Which lines below hold the word "this"? Report each one.

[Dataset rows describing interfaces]
__________________________________________________

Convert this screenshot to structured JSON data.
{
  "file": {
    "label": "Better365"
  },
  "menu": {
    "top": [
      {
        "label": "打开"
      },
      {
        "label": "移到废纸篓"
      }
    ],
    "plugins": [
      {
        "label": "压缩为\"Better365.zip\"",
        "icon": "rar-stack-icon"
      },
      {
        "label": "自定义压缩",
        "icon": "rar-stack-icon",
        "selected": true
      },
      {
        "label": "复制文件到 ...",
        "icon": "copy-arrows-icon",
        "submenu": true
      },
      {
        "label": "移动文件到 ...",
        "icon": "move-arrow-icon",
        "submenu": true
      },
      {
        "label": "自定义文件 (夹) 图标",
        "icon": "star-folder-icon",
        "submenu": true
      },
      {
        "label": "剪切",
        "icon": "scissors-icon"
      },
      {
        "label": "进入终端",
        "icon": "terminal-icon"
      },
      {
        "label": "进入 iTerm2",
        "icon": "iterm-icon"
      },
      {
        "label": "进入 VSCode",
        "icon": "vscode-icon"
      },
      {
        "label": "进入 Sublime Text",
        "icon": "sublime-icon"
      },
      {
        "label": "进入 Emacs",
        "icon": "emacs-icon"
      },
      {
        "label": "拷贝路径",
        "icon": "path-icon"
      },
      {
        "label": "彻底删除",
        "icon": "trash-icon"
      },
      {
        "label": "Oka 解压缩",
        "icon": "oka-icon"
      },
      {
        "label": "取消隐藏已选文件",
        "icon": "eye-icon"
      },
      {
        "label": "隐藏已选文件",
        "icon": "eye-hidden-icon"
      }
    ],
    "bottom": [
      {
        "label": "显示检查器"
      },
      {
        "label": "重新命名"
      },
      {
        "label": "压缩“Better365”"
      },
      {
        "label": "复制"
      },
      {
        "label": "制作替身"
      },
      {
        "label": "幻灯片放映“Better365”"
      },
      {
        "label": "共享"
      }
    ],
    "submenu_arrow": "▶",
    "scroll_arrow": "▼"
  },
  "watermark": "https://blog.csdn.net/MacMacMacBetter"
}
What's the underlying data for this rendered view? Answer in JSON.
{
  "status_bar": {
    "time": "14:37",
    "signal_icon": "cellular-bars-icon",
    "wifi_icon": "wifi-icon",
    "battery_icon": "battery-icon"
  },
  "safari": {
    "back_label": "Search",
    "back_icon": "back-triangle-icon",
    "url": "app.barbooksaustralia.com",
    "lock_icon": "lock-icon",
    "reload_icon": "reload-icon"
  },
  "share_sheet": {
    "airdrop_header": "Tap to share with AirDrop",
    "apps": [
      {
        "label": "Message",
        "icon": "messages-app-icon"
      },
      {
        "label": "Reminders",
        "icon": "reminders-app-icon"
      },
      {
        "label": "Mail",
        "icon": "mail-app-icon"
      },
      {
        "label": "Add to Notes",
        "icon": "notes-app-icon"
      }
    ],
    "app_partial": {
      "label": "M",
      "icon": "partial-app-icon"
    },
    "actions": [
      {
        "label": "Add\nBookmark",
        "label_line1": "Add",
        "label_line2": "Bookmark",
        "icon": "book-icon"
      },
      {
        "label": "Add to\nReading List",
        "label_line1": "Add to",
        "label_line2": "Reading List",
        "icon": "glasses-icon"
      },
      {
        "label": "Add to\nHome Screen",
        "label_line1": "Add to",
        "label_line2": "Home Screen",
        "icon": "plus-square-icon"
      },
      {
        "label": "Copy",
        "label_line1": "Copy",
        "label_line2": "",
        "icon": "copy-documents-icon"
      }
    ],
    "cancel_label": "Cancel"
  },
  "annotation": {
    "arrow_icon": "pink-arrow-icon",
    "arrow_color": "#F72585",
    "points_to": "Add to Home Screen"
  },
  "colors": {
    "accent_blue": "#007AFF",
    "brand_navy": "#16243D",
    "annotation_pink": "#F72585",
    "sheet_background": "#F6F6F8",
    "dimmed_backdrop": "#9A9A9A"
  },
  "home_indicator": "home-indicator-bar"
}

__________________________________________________

• [Result of the exercise]:
Convert this screenshot to structured JSON data.
What's the underlying data for this rendered view? Answer in JSON.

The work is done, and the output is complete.